(Entries from a dataset of interfaces)
###
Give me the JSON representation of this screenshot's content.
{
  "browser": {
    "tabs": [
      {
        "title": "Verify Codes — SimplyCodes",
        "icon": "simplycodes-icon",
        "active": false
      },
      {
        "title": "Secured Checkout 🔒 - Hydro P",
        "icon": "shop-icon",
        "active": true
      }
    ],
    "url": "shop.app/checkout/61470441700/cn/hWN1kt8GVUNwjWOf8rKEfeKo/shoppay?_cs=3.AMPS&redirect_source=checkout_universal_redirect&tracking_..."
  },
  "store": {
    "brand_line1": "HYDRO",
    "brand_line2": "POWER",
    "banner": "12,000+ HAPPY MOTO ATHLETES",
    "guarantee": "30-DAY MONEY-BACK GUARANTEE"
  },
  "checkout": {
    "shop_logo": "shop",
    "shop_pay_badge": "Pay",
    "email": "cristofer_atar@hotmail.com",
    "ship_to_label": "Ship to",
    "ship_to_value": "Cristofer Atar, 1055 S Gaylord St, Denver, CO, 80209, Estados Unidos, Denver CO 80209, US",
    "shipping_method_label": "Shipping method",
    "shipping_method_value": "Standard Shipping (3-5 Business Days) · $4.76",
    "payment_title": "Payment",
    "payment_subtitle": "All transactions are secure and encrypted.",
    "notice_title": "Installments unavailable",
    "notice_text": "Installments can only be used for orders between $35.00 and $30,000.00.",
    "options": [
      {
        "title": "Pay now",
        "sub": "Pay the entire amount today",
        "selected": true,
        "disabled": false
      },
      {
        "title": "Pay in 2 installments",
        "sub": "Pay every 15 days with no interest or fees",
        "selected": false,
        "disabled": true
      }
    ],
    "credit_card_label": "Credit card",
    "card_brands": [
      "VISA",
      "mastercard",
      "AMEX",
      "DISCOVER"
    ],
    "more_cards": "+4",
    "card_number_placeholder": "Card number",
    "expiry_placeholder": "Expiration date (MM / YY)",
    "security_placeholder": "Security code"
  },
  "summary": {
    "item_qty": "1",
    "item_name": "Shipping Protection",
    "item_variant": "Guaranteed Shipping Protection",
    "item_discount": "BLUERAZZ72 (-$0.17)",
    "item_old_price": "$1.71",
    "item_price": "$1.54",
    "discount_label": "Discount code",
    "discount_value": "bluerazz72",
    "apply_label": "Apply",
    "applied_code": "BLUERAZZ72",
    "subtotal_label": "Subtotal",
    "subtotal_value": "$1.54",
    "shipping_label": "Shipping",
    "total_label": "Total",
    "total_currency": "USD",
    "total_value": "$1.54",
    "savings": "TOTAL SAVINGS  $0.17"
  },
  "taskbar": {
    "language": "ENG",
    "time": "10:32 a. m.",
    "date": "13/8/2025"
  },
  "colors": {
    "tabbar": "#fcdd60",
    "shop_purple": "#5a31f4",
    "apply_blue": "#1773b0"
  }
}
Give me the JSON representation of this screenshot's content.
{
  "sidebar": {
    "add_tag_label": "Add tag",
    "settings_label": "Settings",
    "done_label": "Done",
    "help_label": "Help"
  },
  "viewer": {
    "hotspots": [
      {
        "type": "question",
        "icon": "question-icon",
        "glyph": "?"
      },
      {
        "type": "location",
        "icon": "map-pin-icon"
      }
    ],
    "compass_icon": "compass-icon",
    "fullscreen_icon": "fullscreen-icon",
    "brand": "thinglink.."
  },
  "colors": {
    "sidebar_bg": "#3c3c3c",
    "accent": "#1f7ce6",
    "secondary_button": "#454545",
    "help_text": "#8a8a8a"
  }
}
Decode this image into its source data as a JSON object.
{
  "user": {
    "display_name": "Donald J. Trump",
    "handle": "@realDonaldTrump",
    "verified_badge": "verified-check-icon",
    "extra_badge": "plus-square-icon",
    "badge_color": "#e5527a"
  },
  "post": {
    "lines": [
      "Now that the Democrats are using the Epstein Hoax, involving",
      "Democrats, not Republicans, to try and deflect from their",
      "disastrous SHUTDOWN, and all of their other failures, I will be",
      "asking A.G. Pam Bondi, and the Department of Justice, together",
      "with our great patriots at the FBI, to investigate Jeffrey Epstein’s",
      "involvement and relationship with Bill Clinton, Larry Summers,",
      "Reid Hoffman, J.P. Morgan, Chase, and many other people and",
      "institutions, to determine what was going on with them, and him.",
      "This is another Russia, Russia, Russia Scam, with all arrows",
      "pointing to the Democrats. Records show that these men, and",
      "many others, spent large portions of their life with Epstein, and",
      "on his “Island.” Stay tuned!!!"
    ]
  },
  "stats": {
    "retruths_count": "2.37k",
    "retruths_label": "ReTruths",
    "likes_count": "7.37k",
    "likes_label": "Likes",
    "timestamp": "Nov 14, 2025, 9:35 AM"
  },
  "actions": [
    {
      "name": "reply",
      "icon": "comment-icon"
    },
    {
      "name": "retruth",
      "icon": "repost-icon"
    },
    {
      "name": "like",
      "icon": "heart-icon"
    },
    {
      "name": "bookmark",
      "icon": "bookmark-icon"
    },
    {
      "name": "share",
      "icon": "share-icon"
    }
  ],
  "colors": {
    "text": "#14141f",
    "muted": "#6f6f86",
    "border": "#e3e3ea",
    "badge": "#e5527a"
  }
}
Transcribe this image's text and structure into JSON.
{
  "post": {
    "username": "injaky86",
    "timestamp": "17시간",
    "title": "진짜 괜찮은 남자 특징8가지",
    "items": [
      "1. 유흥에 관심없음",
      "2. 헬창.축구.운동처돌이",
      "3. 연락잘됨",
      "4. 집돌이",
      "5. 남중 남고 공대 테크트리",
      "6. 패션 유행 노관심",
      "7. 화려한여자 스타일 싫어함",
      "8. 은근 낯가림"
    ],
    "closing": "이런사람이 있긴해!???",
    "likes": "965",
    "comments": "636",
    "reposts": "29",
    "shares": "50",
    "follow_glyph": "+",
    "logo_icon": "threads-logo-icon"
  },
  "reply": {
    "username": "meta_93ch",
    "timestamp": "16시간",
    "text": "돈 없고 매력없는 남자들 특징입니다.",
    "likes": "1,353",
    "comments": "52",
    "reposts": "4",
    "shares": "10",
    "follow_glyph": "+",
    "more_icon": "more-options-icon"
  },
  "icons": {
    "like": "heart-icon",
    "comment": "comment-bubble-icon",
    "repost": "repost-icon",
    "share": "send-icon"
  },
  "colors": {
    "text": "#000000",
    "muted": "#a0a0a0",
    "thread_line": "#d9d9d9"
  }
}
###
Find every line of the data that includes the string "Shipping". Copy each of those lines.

    "shipping_method_label": "Shipping method",
    "shipping_method_value": "Standard Shipping (3-5 Business Days) · $4.76",
    "item_name": "Shipping Protection",
    "item_variant": "Guaranteed Shipping Protection",
    "shipping_label": "Shipping",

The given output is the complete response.